Task instructions:
Scan the listing for "hair" and copy out each line that has it.

Provided information:
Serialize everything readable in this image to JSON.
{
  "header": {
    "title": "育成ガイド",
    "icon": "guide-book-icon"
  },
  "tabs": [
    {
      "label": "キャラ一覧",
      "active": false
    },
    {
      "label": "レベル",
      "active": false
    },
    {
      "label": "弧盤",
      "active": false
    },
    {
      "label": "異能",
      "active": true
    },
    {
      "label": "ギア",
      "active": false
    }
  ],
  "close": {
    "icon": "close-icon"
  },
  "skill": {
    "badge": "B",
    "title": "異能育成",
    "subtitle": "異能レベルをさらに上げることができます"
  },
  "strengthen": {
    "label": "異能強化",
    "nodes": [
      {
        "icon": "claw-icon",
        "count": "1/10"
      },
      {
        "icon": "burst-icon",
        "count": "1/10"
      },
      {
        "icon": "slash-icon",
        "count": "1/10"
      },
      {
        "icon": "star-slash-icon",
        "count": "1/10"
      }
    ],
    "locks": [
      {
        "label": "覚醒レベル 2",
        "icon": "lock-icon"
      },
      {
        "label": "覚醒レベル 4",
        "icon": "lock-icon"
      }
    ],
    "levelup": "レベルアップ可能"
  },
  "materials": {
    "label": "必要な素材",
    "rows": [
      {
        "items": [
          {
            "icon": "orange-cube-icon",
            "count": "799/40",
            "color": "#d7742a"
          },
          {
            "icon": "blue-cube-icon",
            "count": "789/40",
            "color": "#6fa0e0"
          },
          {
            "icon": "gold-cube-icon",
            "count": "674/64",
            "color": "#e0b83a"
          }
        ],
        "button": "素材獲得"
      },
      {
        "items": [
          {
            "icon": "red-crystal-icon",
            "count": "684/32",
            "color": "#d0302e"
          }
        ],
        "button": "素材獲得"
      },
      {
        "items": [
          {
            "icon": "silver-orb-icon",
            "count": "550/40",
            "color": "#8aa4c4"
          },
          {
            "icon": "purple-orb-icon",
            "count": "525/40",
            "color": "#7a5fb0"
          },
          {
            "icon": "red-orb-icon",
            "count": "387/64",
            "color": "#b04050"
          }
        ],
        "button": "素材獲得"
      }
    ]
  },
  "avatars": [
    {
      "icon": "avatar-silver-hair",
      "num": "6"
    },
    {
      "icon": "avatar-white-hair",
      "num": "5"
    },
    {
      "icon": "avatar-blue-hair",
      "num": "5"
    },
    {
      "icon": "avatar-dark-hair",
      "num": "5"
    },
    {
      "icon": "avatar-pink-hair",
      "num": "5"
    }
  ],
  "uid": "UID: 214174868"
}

Exercise solution:
      "icon": "avatar-silver-hair",
      "icon": "avatar-white-hair",
      "icon": "avatar-blue-hair",
      "icon": "avatar-dark-hair",
      "icon": "avatar-pink-hair",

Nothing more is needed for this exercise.